Robert Owen is one of the most well-known names associated with early forms of co-operation. A Welsh socialist and philanthropist, Owen’s impact is still felt today in the values and principles of co-operative Societies such as Central England Co-op.
Owen felt that workers should be treated properly, and he worked hard to improve the conditions in his own factories, reducing working hours, cleaning up accommodation and providing schools.
At the same time, he continued to lobby and campaign for legislation to protect workers and is credited as the first person to introduce the eight hour workday and proved production was just as successful on limited hours.
Owen grew up during the industrial revolution and though born in Newtown, Wales in 1871, it was in New Lanark, Scotland where he first made his mark taking over the village’s mills and introducing the working practices for which he has become synonymous.
He is also closely linked with The Arkwright’s from the Derbyshire mills and in particular to Belper and Cromford and the Strutt family – associated with the first Co-op in Derby.
To mark his birthday, Central England Co-op today (14 May) joined a virtual event organised by Co-operatives and Mutuals Wales, which included school children interviewing the Welsh First Minister, Mark Drakeford about what Owen would be doing today if he were still around.
During the event, Central England Co-op unveiled a special new portrait of Owen commissioned by members from the Society’s Membership and Community Councils covering all its trading area across 16 counties.
Debbie Robinson, Chief Executive of Central England Co-op, said: “We, at Central England Co-op are incredible grateful for the vision and insight of Robert Owen that guides us today.
We must always remember our history and the sacrifices that others have made in their lives to ensure we have a Co-operative Movement fit for future generations.
“We continue to deliver Robert’s legacy and ensure co-operative and sustainable communities are always part of our decision making and that Robert Owen’s legacy carries on beyond us.
“Today we can use his life and work to showcase the current work of co-operatives as enterprising businesses with social and ethical standards and ways of being. The Co-op difference.”
Central England Co-op is planning more celebrations of Robert Owen’s life and impact on the co-operative movement during the annual Co-op Fortnight which this year takes place between 21 June and 4 July.
Here Central England Co-op Chief Executive Debbie Robinson and Vice President Elaine Dean raise a toast to mark the milestone birthday.

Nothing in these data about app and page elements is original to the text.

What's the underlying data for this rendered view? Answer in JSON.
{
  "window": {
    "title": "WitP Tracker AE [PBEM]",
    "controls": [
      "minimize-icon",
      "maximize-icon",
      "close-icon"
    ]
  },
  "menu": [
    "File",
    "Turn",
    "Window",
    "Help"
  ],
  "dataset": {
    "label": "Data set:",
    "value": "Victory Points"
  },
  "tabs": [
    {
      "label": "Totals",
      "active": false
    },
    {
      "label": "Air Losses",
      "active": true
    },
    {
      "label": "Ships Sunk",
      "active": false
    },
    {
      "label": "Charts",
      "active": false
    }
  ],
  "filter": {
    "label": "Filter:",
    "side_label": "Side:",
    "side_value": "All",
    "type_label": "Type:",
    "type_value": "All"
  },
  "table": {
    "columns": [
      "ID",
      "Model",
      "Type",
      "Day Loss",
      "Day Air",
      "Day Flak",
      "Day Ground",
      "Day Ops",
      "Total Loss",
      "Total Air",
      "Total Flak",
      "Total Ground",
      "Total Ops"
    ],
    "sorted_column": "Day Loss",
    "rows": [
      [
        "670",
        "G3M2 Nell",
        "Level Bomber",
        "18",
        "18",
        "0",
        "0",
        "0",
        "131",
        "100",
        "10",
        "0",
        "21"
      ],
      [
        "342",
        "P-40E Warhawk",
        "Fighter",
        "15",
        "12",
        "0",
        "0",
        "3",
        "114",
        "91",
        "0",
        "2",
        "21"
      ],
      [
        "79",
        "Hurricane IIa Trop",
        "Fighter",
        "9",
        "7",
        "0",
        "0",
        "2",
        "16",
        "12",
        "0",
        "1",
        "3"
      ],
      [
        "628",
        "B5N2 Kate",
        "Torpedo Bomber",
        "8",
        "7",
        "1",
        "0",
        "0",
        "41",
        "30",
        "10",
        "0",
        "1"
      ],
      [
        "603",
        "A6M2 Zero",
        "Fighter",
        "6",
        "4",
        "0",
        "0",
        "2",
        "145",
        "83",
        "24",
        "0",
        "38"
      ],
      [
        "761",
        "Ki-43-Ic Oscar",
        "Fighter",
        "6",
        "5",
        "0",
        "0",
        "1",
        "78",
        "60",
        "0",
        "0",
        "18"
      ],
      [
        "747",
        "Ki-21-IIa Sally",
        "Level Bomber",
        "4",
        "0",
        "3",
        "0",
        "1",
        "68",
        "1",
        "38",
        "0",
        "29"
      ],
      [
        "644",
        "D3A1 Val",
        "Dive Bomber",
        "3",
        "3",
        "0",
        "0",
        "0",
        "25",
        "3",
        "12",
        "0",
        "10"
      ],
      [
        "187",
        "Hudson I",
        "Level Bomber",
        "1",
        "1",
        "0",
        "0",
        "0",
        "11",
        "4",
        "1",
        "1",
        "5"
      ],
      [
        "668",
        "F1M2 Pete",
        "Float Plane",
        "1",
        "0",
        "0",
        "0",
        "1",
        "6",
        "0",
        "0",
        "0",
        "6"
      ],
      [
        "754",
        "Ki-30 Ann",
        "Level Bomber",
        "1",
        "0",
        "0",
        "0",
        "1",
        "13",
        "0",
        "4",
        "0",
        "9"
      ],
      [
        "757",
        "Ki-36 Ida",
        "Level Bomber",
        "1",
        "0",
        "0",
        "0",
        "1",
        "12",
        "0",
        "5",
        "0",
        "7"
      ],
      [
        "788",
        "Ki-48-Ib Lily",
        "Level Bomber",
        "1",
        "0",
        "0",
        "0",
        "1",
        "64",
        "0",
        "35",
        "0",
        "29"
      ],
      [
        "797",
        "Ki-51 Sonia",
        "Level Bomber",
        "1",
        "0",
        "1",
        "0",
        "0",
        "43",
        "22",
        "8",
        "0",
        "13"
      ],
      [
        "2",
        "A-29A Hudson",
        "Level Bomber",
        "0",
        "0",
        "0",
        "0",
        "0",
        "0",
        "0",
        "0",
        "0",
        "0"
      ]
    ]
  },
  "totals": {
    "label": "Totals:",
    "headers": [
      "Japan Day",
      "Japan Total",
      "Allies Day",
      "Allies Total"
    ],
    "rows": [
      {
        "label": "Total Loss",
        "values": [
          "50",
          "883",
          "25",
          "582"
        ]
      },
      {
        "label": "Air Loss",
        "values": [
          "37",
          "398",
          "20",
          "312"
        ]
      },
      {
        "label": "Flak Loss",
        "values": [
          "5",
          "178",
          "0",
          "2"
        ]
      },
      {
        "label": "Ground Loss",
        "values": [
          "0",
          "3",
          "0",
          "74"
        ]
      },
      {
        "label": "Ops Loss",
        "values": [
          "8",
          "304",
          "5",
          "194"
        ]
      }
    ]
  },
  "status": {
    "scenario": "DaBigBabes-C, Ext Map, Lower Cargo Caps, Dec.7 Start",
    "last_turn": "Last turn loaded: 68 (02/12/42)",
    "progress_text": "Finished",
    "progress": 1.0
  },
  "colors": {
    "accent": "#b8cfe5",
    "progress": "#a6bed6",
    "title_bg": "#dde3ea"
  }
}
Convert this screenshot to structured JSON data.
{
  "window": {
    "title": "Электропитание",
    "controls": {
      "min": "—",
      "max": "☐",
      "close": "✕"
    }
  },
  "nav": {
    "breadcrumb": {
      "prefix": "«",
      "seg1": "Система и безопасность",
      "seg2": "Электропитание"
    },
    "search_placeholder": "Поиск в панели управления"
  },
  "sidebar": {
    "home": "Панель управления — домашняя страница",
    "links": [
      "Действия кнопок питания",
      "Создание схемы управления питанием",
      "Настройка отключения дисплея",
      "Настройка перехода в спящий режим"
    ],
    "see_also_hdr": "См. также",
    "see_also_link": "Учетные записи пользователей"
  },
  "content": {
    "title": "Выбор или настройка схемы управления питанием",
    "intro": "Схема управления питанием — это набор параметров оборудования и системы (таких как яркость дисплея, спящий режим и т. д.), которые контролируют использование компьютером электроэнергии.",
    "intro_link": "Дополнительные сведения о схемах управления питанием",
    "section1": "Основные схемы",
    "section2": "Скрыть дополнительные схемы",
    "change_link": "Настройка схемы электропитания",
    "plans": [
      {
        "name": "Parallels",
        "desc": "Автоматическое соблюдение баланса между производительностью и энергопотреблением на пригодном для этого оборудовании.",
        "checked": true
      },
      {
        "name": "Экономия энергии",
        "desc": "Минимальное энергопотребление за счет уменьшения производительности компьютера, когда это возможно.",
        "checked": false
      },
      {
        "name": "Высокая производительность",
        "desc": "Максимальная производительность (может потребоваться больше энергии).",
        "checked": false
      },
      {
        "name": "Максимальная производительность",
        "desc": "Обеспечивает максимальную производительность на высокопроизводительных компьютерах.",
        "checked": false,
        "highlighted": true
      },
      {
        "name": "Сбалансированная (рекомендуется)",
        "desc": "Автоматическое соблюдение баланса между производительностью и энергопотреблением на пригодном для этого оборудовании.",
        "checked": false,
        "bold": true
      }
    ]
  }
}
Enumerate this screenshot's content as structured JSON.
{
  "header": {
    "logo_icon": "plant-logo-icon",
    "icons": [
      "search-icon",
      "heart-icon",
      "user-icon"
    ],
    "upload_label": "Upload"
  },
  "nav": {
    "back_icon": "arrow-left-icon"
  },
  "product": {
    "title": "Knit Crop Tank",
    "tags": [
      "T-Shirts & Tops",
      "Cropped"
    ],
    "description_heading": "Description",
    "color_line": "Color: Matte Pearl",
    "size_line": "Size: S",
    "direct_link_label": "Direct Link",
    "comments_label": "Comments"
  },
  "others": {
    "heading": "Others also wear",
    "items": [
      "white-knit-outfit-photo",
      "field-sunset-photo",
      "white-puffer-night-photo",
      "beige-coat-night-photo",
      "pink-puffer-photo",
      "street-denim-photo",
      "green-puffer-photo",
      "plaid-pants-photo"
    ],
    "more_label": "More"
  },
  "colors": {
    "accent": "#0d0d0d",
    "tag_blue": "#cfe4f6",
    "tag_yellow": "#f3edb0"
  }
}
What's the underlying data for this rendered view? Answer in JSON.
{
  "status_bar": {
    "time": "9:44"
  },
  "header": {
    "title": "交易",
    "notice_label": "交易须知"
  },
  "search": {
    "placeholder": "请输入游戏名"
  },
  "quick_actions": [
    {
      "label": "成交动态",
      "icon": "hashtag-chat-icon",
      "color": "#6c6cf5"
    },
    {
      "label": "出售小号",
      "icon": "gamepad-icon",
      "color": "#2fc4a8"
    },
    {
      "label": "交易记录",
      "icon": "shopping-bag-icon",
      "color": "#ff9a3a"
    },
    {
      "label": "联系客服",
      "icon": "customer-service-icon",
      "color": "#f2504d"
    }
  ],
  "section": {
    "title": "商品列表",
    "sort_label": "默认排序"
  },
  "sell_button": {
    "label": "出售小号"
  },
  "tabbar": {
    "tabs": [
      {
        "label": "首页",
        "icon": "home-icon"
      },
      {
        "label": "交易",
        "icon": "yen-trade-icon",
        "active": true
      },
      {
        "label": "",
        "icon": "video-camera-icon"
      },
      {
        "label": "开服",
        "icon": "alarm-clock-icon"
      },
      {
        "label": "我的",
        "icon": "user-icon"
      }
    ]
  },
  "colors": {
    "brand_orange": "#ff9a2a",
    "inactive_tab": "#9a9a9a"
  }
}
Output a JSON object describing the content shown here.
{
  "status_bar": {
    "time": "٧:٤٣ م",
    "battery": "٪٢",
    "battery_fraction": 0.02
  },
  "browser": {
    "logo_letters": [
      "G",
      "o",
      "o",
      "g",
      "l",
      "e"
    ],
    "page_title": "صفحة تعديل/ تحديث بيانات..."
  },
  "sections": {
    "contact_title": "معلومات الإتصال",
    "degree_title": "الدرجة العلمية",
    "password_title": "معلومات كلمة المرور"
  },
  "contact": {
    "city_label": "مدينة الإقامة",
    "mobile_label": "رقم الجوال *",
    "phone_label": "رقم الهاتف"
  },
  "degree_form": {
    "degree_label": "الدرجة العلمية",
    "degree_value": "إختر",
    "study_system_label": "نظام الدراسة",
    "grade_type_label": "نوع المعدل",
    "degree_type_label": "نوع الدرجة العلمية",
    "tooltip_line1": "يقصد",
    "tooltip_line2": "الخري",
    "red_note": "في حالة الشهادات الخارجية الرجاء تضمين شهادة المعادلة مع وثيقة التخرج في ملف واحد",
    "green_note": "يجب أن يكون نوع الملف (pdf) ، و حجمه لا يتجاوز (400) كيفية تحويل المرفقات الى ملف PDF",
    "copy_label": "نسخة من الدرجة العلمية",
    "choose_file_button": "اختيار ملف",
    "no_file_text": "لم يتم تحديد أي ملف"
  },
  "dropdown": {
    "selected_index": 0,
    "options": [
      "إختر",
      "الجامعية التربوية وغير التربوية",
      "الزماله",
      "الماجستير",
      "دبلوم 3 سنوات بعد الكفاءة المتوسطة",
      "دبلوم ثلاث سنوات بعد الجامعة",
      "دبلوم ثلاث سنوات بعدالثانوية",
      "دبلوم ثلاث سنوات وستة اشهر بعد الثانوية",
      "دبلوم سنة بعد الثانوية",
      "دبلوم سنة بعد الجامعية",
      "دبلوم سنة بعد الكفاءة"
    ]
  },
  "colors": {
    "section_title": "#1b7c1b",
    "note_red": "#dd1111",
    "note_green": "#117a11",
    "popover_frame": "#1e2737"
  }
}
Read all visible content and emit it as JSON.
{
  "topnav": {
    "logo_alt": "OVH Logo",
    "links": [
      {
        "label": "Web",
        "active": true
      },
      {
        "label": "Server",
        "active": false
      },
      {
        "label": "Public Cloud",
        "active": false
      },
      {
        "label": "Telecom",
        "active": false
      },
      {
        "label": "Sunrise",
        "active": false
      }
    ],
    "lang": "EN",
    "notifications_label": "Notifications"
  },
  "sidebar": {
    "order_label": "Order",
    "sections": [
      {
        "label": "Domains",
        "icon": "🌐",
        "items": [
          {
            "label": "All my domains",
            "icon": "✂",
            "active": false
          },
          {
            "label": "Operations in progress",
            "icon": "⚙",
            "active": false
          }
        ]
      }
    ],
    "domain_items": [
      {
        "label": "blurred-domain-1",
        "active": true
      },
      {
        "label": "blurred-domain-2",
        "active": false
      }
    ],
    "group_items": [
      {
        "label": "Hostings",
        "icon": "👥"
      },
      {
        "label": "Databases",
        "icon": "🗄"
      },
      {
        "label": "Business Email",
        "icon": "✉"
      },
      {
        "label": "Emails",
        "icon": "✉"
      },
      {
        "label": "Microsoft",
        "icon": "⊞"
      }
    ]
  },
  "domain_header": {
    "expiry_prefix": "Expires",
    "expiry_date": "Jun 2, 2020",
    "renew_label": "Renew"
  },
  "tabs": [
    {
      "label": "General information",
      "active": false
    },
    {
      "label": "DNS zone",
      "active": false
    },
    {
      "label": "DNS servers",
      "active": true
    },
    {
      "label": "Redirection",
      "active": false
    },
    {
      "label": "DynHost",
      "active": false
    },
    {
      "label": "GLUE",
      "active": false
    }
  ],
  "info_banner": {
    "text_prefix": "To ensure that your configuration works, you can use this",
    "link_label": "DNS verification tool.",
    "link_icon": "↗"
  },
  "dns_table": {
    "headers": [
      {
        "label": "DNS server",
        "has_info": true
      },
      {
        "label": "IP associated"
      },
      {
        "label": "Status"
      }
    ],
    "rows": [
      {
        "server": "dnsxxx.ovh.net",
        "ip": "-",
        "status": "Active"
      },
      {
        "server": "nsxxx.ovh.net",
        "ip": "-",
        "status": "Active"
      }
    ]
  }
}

At the event we presented the following film in which the portrait of Robert Owen was unveiled, while our Chief Executive Debbie Robinson, Vice-President Elaine Dean, Board Director and MCRO Tanya Noon and members and colleagues in Belper, spoke about the significance of Robert Owen to our society and to the movement.